◆ **WORK TASK**: Gather each line of the records where "this" appears.

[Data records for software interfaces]
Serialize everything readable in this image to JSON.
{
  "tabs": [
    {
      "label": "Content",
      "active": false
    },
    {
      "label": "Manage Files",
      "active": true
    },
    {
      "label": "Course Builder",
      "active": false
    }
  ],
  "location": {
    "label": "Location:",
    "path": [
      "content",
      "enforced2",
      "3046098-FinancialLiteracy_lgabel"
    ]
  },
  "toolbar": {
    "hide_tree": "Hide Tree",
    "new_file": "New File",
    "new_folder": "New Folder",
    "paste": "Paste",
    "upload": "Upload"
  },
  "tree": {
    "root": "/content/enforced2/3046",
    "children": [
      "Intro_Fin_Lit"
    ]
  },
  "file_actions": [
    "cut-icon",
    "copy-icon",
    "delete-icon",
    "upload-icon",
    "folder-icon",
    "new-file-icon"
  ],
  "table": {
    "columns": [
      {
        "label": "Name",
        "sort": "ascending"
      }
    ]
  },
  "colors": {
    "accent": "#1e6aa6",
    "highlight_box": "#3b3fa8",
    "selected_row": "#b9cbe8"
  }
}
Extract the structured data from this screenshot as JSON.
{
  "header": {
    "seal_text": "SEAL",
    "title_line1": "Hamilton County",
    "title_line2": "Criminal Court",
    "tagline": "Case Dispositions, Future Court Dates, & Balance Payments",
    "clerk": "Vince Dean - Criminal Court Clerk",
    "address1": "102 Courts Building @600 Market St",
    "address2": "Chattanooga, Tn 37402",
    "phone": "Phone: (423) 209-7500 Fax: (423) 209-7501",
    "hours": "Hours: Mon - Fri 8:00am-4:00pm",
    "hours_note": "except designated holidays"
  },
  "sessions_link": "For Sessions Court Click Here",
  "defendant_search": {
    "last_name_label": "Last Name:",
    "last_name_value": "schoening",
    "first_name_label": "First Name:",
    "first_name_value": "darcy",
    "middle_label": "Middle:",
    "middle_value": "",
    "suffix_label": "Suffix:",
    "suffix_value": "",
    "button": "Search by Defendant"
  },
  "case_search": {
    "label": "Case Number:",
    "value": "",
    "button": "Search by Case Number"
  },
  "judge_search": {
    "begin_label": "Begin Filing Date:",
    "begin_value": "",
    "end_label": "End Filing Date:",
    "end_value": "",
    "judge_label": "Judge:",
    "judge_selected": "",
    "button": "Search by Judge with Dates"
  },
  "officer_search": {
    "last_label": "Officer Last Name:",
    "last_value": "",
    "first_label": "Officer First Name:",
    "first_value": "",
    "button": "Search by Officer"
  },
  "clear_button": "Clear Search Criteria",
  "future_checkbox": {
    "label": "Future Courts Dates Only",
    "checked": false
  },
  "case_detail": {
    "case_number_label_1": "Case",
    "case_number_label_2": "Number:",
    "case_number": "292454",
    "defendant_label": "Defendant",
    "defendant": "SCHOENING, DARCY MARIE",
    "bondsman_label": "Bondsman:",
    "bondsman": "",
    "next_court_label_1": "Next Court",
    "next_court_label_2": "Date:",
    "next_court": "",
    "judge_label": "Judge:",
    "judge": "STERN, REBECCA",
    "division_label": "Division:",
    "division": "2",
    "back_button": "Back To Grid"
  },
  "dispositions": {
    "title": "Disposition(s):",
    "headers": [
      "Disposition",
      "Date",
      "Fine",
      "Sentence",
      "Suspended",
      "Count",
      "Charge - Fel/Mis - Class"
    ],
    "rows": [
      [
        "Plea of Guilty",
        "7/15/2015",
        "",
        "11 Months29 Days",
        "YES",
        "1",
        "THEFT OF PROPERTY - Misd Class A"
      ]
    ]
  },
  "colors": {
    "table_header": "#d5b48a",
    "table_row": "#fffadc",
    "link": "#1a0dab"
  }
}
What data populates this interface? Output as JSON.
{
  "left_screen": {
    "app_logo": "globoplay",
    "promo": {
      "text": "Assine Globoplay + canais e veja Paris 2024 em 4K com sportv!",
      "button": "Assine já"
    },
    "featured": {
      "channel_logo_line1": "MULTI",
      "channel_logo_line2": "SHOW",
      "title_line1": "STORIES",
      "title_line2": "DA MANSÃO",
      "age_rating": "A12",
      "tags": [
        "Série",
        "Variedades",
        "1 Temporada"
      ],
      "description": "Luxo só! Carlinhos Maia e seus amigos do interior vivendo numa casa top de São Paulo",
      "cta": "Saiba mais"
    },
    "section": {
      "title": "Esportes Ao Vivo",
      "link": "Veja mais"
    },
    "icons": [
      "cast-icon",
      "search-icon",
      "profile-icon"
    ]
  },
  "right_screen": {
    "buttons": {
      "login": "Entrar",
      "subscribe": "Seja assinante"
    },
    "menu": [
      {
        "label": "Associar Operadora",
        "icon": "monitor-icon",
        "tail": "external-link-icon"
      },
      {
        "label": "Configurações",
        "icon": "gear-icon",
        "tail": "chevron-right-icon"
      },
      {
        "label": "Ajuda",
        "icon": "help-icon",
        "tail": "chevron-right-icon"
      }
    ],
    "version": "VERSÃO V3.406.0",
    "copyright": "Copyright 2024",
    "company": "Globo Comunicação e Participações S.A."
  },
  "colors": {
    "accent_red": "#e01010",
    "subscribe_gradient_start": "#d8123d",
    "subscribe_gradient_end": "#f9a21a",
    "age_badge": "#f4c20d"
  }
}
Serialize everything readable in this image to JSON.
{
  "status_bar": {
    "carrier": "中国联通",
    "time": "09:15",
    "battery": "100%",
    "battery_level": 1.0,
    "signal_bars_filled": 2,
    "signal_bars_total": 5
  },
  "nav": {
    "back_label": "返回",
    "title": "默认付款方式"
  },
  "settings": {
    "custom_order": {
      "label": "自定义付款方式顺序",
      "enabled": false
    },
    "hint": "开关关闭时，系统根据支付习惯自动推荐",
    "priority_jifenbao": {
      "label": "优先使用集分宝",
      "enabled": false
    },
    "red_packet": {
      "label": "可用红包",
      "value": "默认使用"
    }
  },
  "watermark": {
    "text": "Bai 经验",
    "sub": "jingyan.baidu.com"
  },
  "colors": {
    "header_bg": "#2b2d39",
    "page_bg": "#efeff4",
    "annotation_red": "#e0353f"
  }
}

◆ **EXERCISE ANSWER**:
Serialize everything readable in this image to JSON.
Extract the structured data from this screenshot as JSON.
What data populates this interface? Output as JSON.
Serialize everything readable in this image to JSON.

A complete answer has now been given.